# Work to complete
Would you copy each line of the data below that has "content"?

== Material provided

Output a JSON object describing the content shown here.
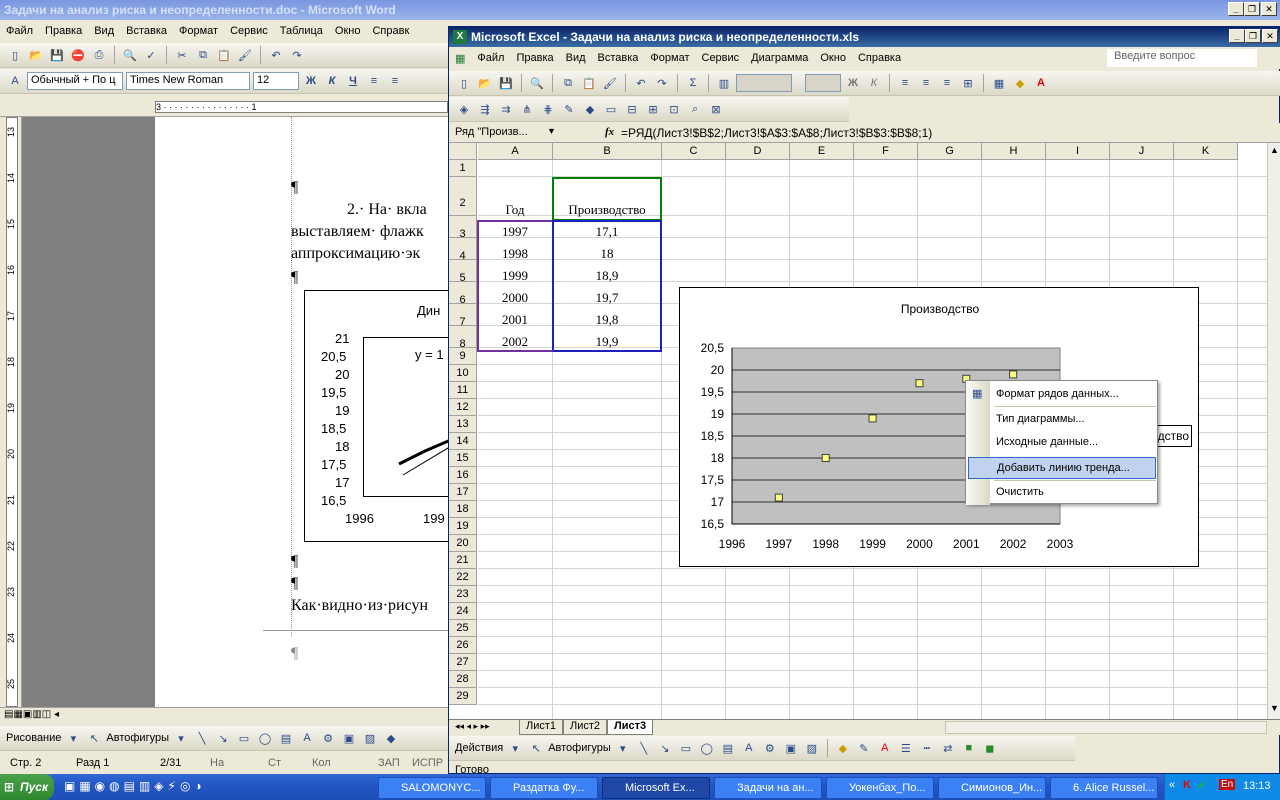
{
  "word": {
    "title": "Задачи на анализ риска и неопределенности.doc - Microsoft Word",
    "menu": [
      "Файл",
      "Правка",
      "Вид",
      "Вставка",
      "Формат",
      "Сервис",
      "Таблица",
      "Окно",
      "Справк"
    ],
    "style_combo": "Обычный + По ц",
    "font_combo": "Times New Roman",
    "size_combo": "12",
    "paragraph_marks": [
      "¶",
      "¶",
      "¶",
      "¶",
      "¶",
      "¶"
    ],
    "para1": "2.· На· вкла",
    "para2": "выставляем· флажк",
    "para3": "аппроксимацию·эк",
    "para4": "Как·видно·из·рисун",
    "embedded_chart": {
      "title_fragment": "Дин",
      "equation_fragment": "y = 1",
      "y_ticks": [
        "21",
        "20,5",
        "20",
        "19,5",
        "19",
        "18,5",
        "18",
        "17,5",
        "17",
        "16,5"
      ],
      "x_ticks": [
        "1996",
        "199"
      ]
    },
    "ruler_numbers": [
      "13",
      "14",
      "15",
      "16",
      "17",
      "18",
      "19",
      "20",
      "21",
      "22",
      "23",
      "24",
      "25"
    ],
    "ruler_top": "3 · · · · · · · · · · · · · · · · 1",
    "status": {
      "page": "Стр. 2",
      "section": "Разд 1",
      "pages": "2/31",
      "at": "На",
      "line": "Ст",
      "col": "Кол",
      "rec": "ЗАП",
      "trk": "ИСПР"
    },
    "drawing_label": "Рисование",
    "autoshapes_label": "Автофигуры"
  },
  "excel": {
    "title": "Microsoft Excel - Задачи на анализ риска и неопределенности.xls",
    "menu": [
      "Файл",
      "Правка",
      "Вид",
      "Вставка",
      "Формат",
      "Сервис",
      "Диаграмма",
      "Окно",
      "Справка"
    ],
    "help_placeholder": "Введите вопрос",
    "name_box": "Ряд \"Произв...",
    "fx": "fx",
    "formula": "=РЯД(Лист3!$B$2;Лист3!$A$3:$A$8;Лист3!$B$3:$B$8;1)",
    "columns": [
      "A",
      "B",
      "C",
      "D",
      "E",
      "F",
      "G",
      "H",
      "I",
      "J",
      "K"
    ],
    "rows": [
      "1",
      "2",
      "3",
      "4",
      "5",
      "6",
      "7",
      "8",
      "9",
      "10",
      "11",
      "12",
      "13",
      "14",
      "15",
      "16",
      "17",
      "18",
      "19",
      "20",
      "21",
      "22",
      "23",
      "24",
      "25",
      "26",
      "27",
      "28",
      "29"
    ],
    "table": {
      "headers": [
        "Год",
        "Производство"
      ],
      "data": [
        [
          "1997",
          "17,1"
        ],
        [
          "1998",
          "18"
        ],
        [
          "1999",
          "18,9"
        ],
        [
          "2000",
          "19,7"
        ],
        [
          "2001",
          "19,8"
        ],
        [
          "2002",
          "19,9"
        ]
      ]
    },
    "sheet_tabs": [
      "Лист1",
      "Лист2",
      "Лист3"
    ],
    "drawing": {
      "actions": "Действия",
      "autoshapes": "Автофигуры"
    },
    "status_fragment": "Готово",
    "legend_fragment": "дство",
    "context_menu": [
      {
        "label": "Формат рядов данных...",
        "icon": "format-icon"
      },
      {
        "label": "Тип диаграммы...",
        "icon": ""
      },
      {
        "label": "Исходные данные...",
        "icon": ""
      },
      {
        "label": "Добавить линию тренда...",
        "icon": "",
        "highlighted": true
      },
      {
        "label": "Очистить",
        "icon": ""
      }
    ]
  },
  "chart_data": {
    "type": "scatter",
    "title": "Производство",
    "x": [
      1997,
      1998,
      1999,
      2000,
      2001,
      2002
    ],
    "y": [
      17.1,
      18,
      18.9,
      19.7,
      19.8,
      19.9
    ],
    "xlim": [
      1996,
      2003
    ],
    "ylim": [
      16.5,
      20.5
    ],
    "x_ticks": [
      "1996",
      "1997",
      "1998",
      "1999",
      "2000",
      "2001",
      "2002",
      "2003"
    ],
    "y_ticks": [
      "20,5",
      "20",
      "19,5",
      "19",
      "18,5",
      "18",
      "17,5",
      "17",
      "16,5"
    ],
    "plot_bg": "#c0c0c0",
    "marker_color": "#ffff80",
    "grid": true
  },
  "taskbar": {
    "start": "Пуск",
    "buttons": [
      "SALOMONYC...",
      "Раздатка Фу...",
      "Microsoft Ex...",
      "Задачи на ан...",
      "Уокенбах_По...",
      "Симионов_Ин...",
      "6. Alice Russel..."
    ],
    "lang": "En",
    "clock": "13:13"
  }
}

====
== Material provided

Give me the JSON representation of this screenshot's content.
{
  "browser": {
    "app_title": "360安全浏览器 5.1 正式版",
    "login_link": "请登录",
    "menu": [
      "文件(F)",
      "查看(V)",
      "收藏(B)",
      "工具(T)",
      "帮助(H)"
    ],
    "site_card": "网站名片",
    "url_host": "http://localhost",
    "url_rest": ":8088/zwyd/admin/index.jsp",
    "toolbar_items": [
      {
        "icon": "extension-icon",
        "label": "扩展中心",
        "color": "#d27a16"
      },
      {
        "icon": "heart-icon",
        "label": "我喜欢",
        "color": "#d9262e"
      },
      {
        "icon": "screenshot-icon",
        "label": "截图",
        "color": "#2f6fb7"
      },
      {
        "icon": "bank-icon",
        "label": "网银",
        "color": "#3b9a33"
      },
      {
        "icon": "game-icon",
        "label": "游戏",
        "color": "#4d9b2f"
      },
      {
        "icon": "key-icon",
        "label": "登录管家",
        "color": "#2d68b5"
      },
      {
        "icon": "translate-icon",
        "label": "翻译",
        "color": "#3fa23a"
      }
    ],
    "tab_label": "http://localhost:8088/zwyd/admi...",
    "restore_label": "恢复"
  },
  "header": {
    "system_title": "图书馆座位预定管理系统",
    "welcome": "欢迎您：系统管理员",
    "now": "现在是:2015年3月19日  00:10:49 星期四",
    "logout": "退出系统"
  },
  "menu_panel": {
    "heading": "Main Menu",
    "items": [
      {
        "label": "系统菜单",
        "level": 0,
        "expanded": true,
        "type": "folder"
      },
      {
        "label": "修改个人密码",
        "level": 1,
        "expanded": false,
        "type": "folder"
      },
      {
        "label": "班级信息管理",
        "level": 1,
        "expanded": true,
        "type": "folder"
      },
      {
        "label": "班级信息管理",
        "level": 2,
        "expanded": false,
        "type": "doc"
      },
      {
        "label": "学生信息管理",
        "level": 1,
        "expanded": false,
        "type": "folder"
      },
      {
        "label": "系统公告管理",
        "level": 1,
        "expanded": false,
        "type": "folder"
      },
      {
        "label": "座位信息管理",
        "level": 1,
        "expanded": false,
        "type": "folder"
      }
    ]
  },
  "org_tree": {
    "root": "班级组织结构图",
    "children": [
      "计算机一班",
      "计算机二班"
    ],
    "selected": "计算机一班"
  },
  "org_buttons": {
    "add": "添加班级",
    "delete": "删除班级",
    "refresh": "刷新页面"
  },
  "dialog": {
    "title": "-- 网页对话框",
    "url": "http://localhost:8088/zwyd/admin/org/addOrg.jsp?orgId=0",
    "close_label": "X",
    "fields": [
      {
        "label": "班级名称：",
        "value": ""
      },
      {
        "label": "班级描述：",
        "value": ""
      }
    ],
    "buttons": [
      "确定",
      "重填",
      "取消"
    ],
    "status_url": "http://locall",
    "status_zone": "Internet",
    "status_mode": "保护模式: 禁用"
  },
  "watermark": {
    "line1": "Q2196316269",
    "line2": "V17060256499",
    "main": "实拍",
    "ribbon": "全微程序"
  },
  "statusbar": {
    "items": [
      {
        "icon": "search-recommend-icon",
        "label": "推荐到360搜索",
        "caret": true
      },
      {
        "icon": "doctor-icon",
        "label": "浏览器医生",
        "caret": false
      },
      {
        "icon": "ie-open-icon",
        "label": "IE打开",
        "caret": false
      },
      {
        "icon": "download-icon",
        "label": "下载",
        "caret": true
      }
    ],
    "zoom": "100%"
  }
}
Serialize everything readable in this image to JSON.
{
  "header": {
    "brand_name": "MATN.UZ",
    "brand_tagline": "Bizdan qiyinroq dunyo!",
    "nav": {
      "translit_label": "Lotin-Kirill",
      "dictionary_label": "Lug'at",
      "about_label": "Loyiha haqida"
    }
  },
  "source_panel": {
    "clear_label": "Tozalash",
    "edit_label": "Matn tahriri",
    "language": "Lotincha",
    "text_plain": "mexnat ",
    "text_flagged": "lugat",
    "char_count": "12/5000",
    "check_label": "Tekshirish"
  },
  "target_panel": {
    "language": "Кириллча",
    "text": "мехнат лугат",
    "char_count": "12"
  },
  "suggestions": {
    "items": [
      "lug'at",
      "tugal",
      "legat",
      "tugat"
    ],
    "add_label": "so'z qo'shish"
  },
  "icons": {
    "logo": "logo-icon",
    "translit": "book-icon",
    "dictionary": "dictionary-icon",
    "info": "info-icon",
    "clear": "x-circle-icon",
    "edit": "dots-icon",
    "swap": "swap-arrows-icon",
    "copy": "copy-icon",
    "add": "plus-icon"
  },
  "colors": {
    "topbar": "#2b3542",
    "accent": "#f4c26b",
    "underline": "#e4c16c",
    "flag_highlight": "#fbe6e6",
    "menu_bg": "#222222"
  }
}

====
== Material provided

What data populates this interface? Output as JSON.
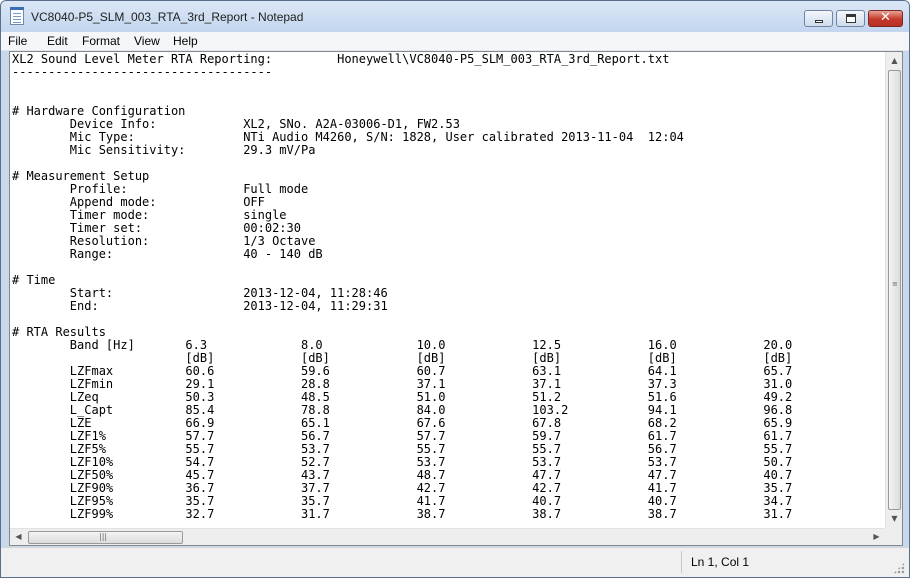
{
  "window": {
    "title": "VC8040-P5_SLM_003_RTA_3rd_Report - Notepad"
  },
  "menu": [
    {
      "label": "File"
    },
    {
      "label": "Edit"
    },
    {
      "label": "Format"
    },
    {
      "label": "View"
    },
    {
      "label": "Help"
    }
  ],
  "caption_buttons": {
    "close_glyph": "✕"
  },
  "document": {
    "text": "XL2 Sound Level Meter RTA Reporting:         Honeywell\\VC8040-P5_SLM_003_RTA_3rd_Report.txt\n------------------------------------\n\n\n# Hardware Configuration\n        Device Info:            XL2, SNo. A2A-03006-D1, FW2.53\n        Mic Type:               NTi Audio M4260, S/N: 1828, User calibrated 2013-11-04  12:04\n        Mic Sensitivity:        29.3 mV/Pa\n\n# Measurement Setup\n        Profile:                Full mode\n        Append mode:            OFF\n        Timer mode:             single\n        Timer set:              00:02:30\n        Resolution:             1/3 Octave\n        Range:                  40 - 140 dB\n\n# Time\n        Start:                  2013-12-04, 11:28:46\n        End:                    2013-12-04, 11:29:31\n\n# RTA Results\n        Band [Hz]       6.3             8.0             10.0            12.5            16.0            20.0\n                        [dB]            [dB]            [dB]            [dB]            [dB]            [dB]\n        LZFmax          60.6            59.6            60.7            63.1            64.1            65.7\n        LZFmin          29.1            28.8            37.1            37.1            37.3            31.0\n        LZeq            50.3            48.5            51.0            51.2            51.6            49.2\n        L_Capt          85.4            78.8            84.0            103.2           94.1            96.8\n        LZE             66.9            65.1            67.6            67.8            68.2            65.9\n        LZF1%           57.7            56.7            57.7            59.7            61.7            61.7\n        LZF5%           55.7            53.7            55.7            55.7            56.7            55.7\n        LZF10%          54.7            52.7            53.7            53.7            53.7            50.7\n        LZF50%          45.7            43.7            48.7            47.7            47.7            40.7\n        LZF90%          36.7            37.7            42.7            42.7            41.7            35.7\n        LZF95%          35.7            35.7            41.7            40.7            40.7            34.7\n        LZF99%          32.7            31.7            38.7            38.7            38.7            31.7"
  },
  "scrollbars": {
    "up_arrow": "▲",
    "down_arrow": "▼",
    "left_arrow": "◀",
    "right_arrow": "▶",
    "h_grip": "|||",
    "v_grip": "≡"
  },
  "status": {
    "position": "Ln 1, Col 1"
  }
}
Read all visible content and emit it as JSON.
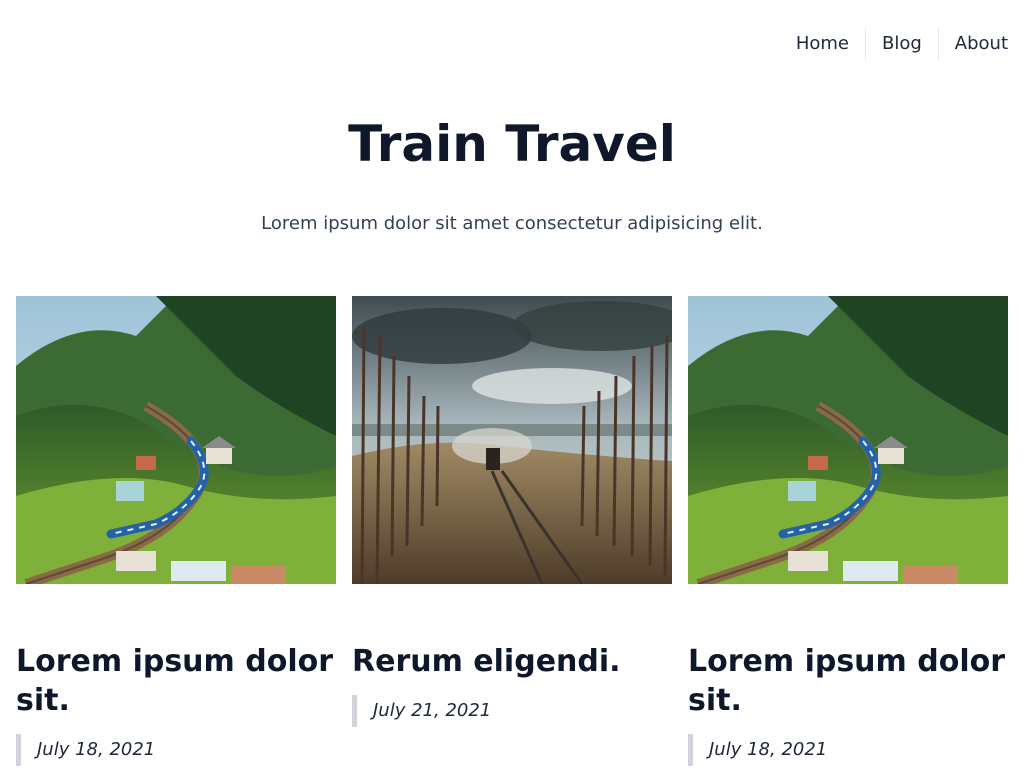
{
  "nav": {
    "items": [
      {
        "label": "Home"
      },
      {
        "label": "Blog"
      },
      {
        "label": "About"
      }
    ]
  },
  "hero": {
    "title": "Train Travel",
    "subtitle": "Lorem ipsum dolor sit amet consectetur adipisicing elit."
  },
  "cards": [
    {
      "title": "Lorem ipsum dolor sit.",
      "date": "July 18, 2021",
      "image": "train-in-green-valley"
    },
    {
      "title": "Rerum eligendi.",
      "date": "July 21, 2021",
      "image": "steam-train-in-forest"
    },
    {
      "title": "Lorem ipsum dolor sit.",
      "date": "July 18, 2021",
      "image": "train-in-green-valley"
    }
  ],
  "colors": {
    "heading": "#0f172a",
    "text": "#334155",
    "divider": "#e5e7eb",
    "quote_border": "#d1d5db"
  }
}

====

# Response for this exercise
Output a JSON object describing the content shown here.
Give me the JSON representation of this screenshot's content.
Read all visible content and emit it as JSON.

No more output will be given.